June 11 (UPI) -- Under a Trump presidency, is the United States any longer a rational state? The world must wonder. How can the current leader of the "free world" favor dictators over friends and abrogate over seven decades of rule of law and international order the United States largely created?
Supporters of the president will assert that Donald Trump is a disruptive and unconventional chief executive who does not need much help in governing. He is "cleaning the Washington swamp" polluted by a broken and often corrupt government and a far left-wing Democratic Party. With tax cuts and regulatory reform, he has jump-started the economy on its way to record growth.
He saved the nation from the "worst" deals ever negotiated, rejecting the Trans Pacific Partnership, the Paris Climate Accord, and the Joint Comprehensive Plan of Action on Iran. He is taking on the decidedly unfair trade advantages of China and the European Union by imposing tariffs and seeks to renegotiate NAFTA. Perhaps on the seventh day he can rest.
Dismissing the six other members of the G-7 who met in Quebec last week, Trump left a day early for the summit with North Korea's Kim Jong Un, the president's new best friend. If the summit goes well, Kim may be granted a White House visit, and who knows, possibly a state dinner and a seat at the huge military parade scheduled for November. The same cannot be said for the six other members of the G-7.
One of the better-known World War II movies was titled One of Our Aircraft Is Missing. Today, it is clear that "one of our Congresses is also missing." Tensions and disputes between both ends of Pennsylvania Avenue were purposely baked into the Constitution under a system of divided government and checks and balances. And it was no accident that Article I specified the duties of the legislature, not the presidency, who was meant to execute the laws of the land passed by Congress.

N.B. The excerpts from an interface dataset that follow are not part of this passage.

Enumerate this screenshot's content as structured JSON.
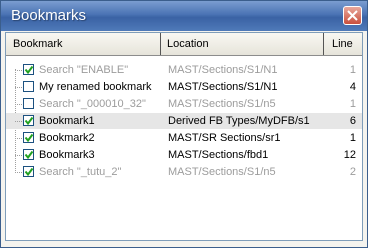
{
  "window": {
    "title": "Bookmarks"
  },
  "columns": {
    "bookmark": "Bookmark",
    "location": "Location",
    "line": "Line"
  },
  "rows": [
    {
      "name": "Search \"ENABLE\"",
      "location": "MAST/Sections/S1/N1",
      "line": "1",
      "checked": true,
      "style": "gray"
    },
    {
      "name": "My renamed bookmark",
      "location": "MAST/Sections/S1/N1",
      "line": "4",
      "checked": false,
      "style": "dark"
    },
    {
      "name": "Search \"_000010_32\"",
      "location": "MAST/Sections/S1/n5",
      "line": "1",
      "checked": false,
      "style": "gray"
    },
    {
      "name": "Bookmark1",
      "location": "Derived FB Types/MyDFB/s1",
      "line": "6",
      "checked": true,
      "style": "dark",
      "selected": true
    },
    {
      "name": "Bookmark2",
      "location": "MAST/SR Sections/sr1",
      "line": "1",
      "checked": true,
      "style": "dark"
    },
    {
      "name": "Bookmark3",
      "location": "MAST/Sections/fbd1",
      "line": "12",
      "checked": true,
      "style": "dark"
    },
    {
      "name": "Search \"_tutu_2\"",
      "location": "MAST/Sections/S1/n5",
      "line": "2",
      "checked": true,
      "style": "gray"
    }
  ]
}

But for divided government to work, Congress needed to be an active player. To be generous, Congress, or at least the Republicans, are passive. More harshly, most are door mats the president easily walks over. And the Democrats are hardly better with no clear message other than ABT --Anything But Trump.
Whether in foreign or economic policy, the White House has assumed much of Congress' Article I Section 8 authorities. It is Congress' sole responsibility to "regulate commerce" with foreign nations. True, a series of laws have extended presidential trade authority. Congress also has the sole authority to declare war. While that does not apply to starting trade wars necessarily, perhaps it should. Aside from outgoing Tennessee Sen. Bob Corker's draft amendment to limit presidential trade power in the National Defense Authorization Bill that the president can veto, Congress is still missing in action.
To extend the aircraft analogy, it is interesting to see how much Trump is flying solo. He seems oblivious to advice. He is his own expert. He prefers governing by tweet, pontificating on whatever motivates him at the time from granting pardons to canceling visits of Super Bowl champions for reasons that simply were wrong. And he gets away with this.
Because of public outrage with a broken government, Trump's popularity has grown despite or perhaps because of his unconventional and idiosyncratic approach to the conduct of his office. To rile his G-6 colleagues further, he suggested to, or teased, reporters with the possibility of returning Russia to the G-8 -- a decision that will be highly unpopular with the other heads of government. Meanwhile, Republicans on the Hill remain deferential to whatever actions the president may take.
Regarding North Korea, several senators have made the case that any agreement must be framed as a treaty requiring Senate approval. Whether this will be a line in the sand or another failed opportunity to exercise a check and balance seems destined for the latter outcome. Of course, the November elections might produce a Democratic victory. But whether that will or will not happen or make a difference is quite speculative.
To many observers, today's situation resembles the cynical assessment in Berlin just prior to the outbreak of war in 1914 -- critical but fully not serious. With friends like us, who needs enemies.
Harlan Ullman has served on the Senior Advisory Group for Supreme Allied Commander Europe (2004-16) and is currently senior adviser at Washington, D.C.'s Atlantic Council, chairman of two private companies and principal author of the doctrine of shock and awe. A former naval person, he commanded a destroyer in the Persian Gulf and led over 150 missions and operations in Vietnam as a Swift Boat skipper. His latest book is "Anatomy of Failure: Why America Has Lost Every War It Starts." Follow him @harlankullman.